WORK TO COMPLETE:
For the material that follows, list every line containing the word "kind".

GIVEN INFORMATION:
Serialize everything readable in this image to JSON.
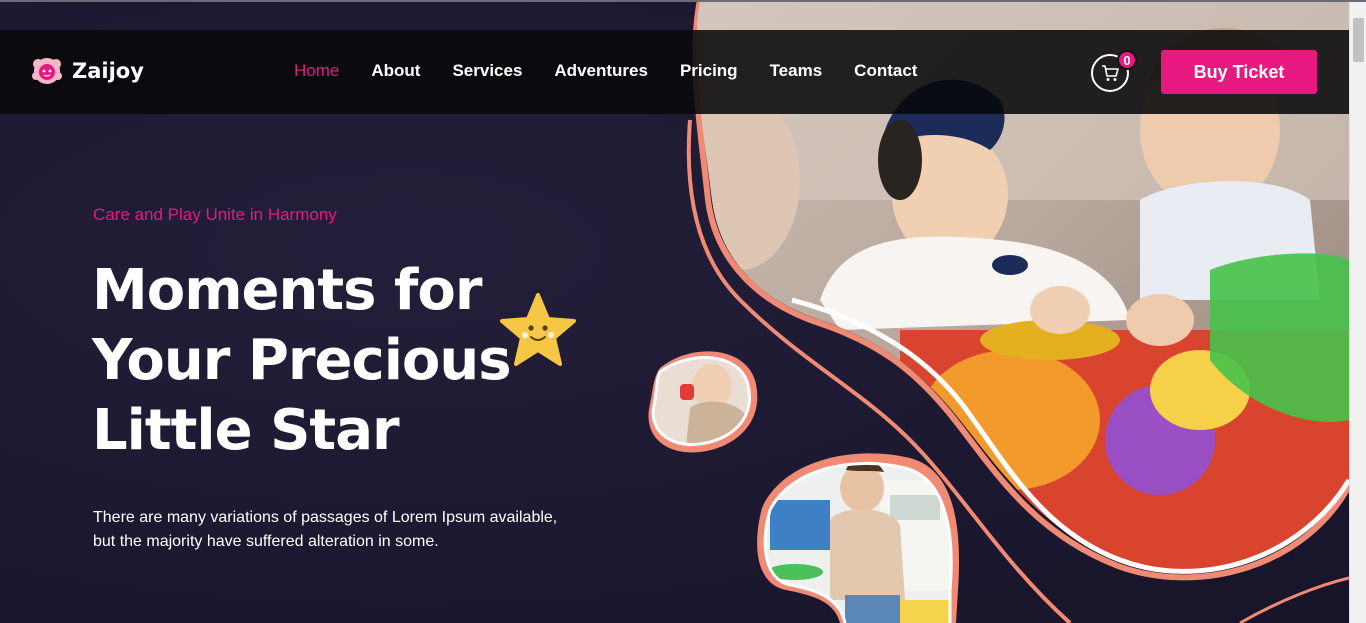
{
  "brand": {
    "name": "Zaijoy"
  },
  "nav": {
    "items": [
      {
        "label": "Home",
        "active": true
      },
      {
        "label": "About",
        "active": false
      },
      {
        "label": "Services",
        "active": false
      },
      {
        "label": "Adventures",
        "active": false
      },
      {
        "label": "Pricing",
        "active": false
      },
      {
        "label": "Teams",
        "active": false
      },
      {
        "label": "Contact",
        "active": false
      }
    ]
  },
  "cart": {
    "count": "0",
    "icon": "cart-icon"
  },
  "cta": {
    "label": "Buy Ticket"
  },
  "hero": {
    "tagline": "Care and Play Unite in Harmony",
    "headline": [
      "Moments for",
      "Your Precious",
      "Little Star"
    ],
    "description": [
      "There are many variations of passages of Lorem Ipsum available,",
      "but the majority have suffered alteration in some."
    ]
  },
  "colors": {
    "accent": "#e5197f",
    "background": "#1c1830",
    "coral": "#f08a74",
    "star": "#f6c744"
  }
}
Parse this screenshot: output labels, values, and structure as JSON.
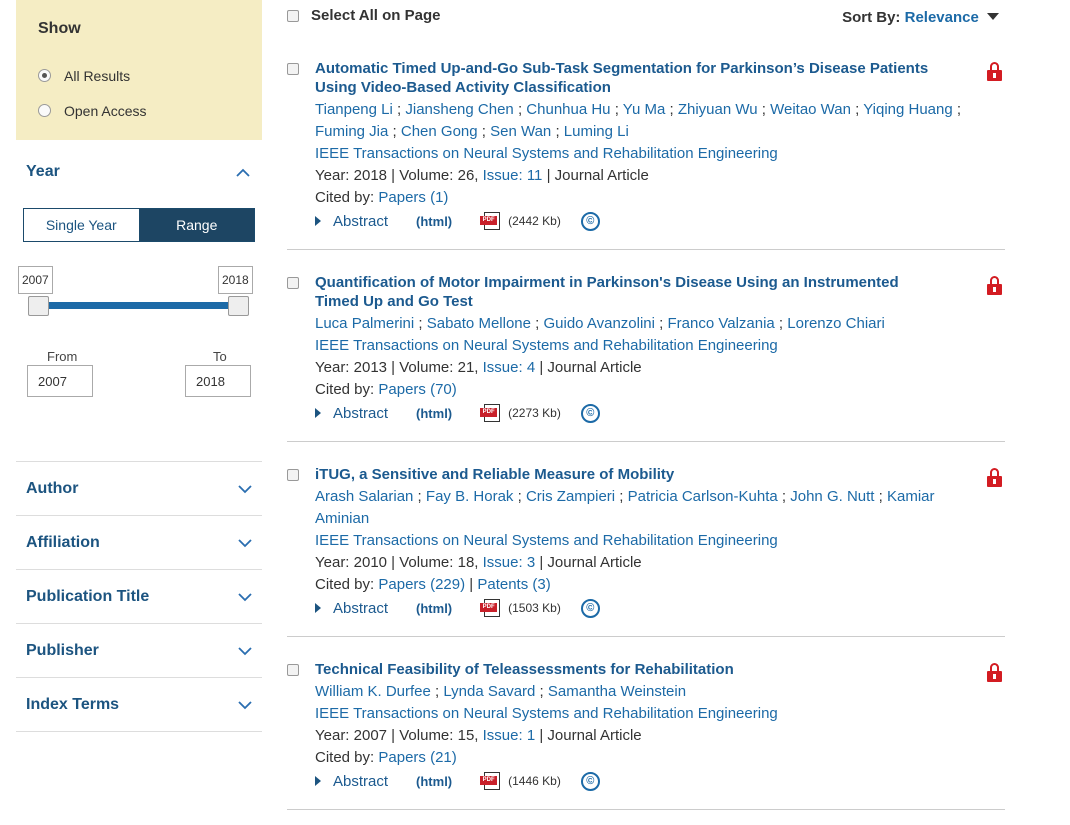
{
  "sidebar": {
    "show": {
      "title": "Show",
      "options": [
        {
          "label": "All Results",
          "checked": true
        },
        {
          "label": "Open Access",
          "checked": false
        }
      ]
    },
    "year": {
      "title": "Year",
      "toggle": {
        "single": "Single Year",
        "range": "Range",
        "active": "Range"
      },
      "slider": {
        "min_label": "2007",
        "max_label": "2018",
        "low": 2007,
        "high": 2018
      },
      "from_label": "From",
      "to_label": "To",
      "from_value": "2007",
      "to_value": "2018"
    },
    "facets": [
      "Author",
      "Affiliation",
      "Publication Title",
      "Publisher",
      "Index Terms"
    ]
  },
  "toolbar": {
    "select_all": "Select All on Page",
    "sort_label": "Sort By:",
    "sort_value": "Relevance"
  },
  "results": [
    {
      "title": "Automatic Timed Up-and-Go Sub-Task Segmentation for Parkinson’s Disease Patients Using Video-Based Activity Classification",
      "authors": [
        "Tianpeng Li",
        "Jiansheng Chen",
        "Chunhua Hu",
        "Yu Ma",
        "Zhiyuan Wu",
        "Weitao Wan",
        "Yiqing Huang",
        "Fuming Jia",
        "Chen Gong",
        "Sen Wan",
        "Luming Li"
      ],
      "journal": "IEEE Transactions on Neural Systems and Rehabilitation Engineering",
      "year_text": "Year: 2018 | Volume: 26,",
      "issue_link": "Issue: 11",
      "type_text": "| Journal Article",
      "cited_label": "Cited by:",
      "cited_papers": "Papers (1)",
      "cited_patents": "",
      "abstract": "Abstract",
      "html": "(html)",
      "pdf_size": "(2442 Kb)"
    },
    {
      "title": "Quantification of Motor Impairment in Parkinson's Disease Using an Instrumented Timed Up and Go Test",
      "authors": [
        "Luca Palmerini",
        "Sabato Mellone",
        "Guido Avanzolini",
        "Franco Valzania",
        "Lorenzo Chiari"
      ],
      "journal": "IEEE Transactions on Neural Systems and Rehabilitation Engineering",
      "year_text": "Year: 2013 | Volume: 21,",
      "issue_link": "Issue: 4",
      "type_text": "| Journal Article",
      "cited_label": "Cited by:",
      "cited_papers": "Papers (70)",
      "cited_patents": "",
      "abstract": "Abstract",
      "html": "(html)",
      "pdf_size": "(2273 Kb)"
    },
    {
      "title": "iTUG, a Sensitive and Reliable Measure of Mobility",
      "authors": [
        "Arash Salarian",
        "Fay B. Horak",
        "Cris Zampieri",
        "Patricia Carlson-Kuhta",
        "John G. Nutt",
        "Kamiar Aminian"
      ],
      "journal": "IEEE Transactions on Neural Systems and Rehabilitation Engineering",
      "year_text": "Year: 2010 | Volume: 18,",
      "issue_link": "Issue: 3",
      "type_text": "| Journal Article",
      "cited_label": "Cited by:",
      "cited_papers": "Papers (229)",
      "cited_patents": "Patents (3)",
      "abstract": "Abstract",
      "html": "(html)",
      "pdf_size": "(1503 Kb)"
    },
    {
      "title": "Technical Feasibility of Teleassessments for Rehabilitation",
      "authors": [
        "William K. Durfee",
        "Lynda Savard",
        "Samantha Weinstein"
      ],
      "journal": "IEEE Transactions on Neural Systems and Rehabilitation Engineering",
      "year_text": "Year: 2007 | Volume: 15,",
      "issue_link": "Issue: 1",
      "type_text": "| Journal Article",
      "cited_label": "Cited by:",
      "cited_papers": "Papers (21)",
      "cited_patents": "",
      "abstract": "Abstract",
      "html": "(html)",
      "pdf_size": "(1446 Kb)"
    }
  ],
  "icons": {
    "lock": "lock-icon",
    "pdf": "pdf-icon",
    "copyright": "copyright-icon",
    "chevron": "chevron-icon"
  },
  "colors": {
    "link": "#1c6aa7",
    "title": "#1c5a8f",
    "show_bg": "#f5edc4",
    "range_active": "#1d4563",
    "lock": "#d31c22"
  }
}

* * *

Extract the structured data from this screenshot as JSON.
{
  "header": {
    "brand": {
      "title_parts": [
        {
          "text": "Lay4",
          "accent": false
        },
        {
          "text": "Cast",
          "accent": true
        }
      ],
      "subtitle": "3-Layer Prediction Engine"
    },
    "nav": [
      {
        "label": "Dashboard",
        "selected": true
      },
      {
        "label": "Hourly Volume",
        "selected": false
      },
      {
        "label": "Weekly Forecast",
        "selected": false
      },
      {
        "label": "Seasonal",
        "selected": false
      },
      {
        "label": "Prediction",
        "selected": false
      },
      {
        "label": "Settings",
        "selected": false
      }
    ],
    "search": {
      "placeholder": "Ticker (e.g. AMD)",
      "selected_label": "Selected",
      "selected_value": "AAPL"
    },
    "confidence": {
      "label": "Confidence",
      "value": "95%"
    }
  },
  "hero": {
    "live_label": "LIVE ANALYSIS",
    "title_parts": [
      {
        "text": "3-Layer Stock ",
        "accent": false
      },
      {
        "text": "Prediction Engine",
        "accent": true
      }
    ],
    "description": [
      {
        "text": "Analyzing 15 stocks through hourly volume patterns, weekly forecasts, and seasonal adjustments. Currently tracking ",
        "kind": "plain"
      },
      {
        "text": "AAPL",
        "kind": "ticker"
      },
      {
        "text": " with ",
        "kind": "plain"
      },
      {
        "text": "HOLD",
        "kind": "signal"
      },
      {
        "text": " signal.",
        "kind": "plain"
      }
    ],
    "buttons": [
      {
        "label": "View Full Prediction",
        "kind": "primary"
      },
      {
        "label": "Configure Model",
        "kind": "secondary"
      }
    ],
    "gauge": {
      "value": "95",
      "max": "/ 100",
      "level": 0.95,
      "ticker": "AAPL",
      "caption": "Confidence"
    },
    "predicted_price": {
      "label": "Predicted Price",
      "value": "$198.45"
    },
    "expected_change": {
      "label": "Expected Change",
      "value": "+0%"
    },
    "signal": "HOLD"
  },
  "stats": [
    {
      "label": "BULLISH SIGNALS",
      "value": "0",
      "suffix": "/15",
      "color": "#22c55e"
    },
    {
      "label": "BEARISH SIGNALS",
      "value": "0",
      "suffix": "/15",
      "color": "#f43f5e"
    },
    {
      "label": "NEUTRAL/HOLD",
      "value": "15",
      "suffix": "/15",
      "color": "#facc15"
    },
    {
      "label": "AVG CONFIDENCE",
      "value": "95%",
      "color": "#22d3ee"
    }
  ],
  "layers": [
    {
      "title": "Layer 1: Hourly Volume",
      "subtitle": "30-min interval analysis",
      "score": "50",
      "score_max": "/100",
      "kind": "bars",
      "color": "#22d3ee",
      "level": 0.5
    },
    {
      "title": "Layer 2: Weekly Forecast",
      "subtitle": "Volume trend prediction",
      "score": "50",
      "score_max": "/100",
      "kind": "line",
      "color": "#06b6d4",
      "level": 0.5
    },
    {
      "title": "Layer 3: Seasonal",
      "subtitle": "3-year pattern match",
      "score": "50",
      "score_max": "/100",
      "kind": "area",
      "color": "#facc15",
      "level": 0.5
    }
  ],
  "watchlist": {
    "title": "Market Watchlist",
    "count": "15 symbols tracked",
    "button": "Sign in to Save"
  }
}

FINAL ANSWER:
        "kind": "plain"
        "kind": "ticker"
        "kind": "plain"
        "kind": "signal"
        "kind": "plain"
        "kind": "primary"
        "kind": "secondary"
      "kind": "bars",
      "kind": "line",
      "kind": "area",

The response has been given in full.